JAIC 1980, Volume 20, Number 1, Article 1 (pp. 03 to 20)
JAIC online
Journal of the American Institute for Conservation
JAIC 1980, Volume 20, Number 1, Article 1 (pp. 03 to 20)

A STUDY OF FRENCH PAINTING CANVASES

Katrina VANDERLIP CARBONNEL



2 PART I


2.1 PREPARING THE SAMPLES


2.1.1 CUTTING A SQUARE

THE FIRST STEP in preparing the samples for study was to cut a square piece of canvas from the fragment of cloth removed from the painting. When possible, the squares were 10 cm 10 cm, which was the case only when dealing with the transferred canvases. The square samples cut from tacking margins were sometimes only 1 cm 1 cm. The samples are made square to facilitate multiplying their surface area to obtain their weight per square meter. Also, the square gives the same accuracy in counting the threads per centimeter in both the directions of the warp and of the weft; for example, threads counted along 10 cm, then divided by 10 give a more accurate count per centimeter than just counting the threads along one centimeter.


2.1.2 CLEANING

THE NEXT STEP in preparing the samples was to remove the remaining dirt, ground, and paint layers. The sample was soaked in water to swell the fibers and to loosen the particles of ground and paint caught in the interstices of the cloth. The particles were then delicately mechanically removed with a scalpel.


2.1.3 RAVELING THE EDGES

THE SQUARES HAD been cut slightly larger than the intended size of the sample. The edges were then raveled off until the sample was the desired size. The raveling was done after the sample was cleaned so that, should a thread ravel off during the cleaning process, it would not affect the final size of the sample. The samples assumed to be hemp or linen were raveled off while wet as these two fibers are stronger when wet, while the samples assumed to be cotton were unraveled when dry. The stronger the thread being raveled off, the easier it was to remove it. The reason the sample was fringed in this way was to facilitate counting the threads; it is less tiring to the eyes to count the threads that make up a fringe then to count those that are part of a woven material.
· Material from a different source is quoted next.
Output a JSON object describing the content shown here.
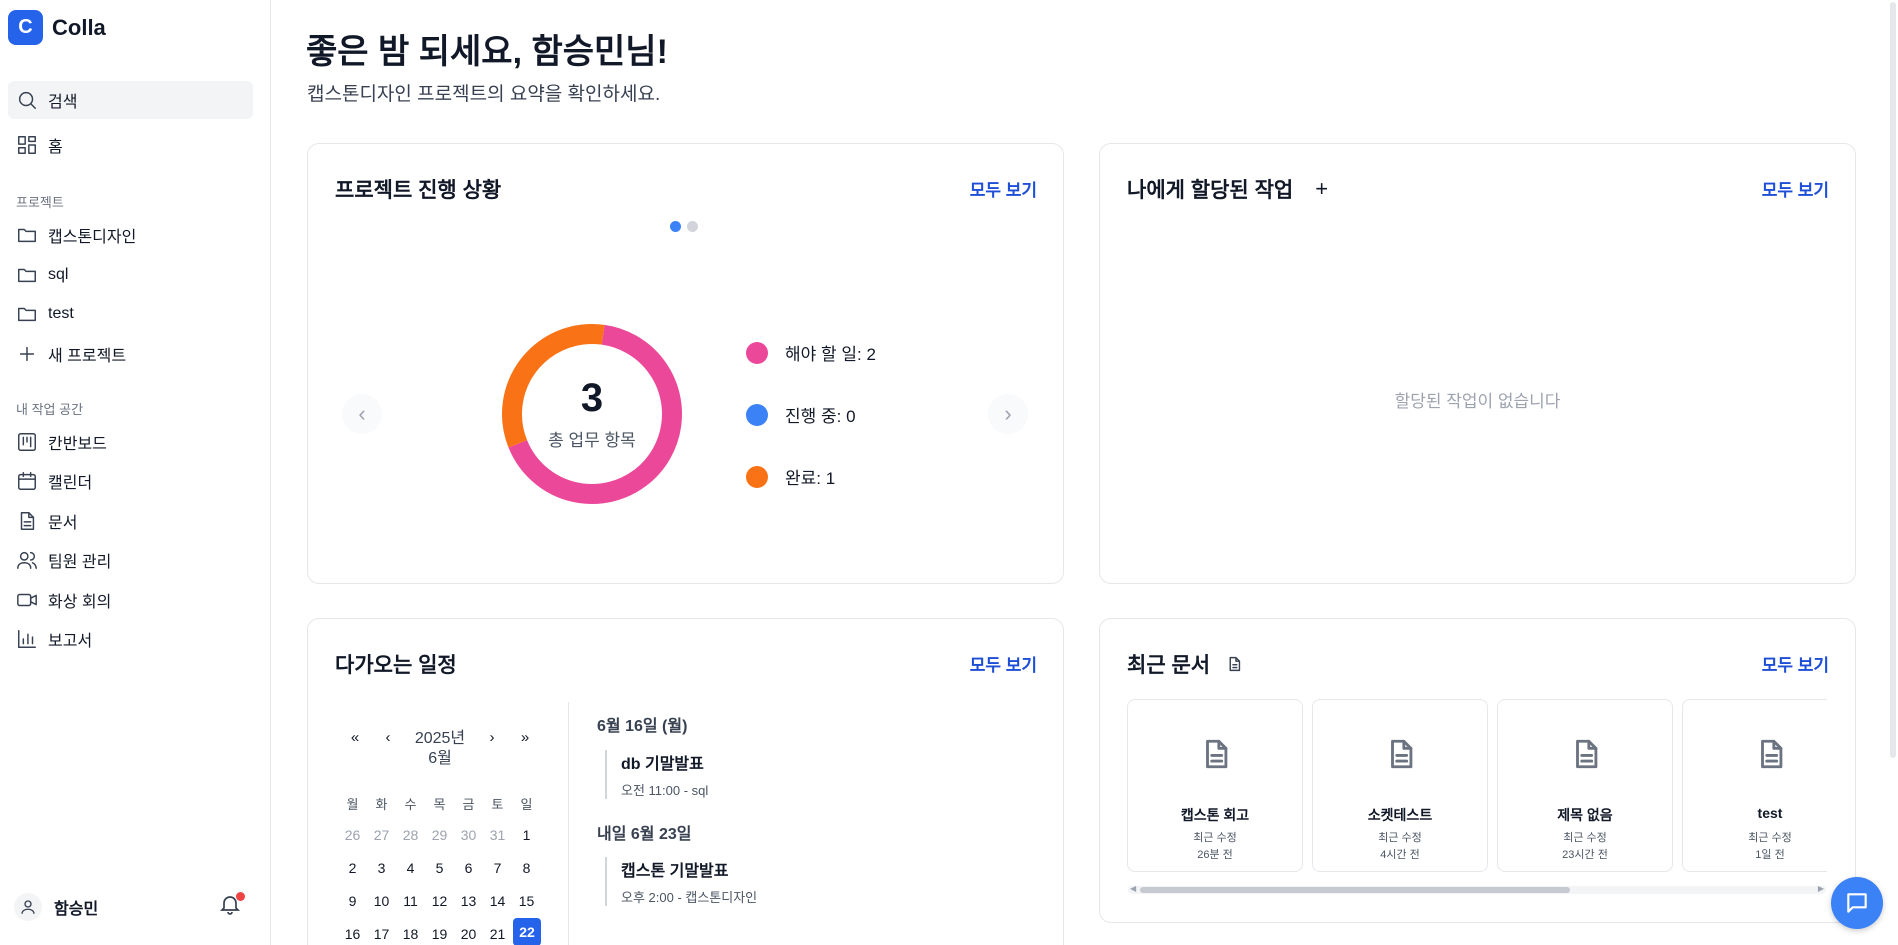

2.1.4 WEIGHING

THE FRINGE WAS cut off the sample just before it was weighed. The weight of the sample was multiplied in order to obtain the weight per square meter of the canvas.


Copyright 1980 American Institute of Historic and Artistic Works